Jouques to the Border

In Jouques, the Avenue de la Gare runs parallel to the main road on the south side. The signed route takes you to it. Follow this street east and you will pass a familiar building on your right, the old Jouques station. Here you rejoin the route of the old railway line. Follow the signage on to the Chemin du Couloubleu, and then on to the Chemin de la Palunette. This is a pleasant few kilometres until we reach a t-junction with a sign for the Chateau de Revelette. Behind the sign, an old railway building suggests the railway line once continued on into the now dense forest. Turn left here, crossing the bridge over the Ruisseau de Saint Bachi. Turn right on to the D561. The next 2.6 kilometres are probably the least pleasant on this whole stretch. The road narrows towards the border between Bouche du Rhone and Var. There are several bends where motor traffic should really avoid trying to overtake cyclists. This stretch is probably the most difficult for planners to solve, and will take money and creative thinking to make it safe.

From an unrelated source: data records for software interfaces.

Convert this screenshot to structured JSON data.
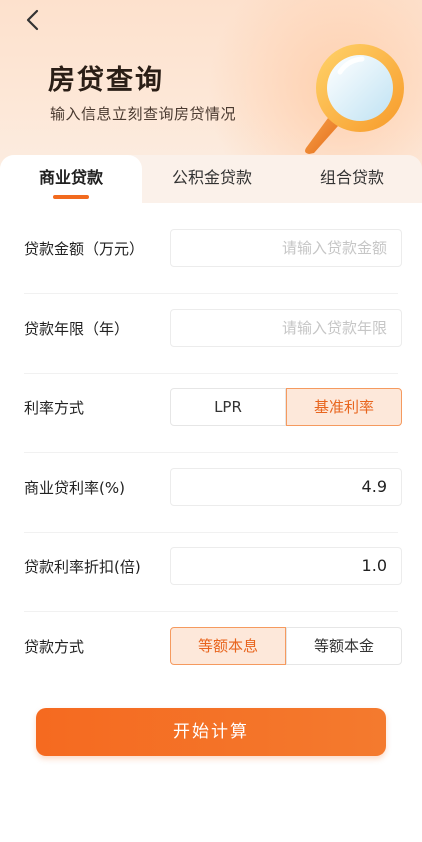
{
  "header": {
    "title": "房贷查询",
    "subtitle": "输入信息立刻查询房贷情况"
  },
  "tabs": [
    {
      "label": "商业贷款",
      "active": true
    },
    {
      "label": "公积金贷款",
      "active": false
    },
    {
      "label": "组合贷款",
      "active": false
    }
  ],
  "form": {
    "loan_amount": {
      "label": "贷款金额（万元）",
      "placeholder": "请输入贷款金额",
      "value": ""
    },
    "loan_term": {
      "label": "贷款年限（年）",
      "placeholder": "请输入贷款年限",
      "value": ""
    },
    "rate_method": {
      "label": "利率方式",
      "options": [
        "LPR",
        "基准利率"
      ],
      "selected": "基准利率"
    },
    "commercial_rate": {
      "label": "商业贷利率(%)",
      "value": "4.9"
    },
    "rate_discount": {
      "label": "贷款利率折扣(倍)",
      "value": "1.0"
    },
    "repay_method": {
      "label": "贷款方式",
      "options": [
        "等额本息",
        "等额本金"
      ],
      "selected": "等额本息"
    }
  },
  "submit_label": "开始计算",
  "colors": {
    "accent": "#f26a1e",
    "selected_bg": "#fde8da",
    "header_bg": "#fde1cd"
  },
  "icons": {
    "back": "chevron-left-icon",
    "magnifier": "magnifier-icon"
  }
}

On to Rians

Fortunately, once in Var, you can very quickly turn off the main road and back towards the old railway route. Around 700 metres after you cross the border, there is a signed turning to the left. Take this track, which then follows the old railway. It runs between the main road to the south and the Canal de Provence to the north, a very enjoyable 5.5 kilometres all the way into Rians.

On the way, we stopped at an archeological dig at les Toulons/La Vicarie. The site is right alongside the EV8, and has recently been covered by an array of solar panels. The site was first discovered in 1962, and was the subject of an excavation programme run by the Centre Archéologique du Var between 1993 and 1996. This operation uncovered the pars fructuaria with a wine-making installation, a tile-making oven and a mausoleum. It’s existence is believed to go back as far as the 5th or 4th century BC.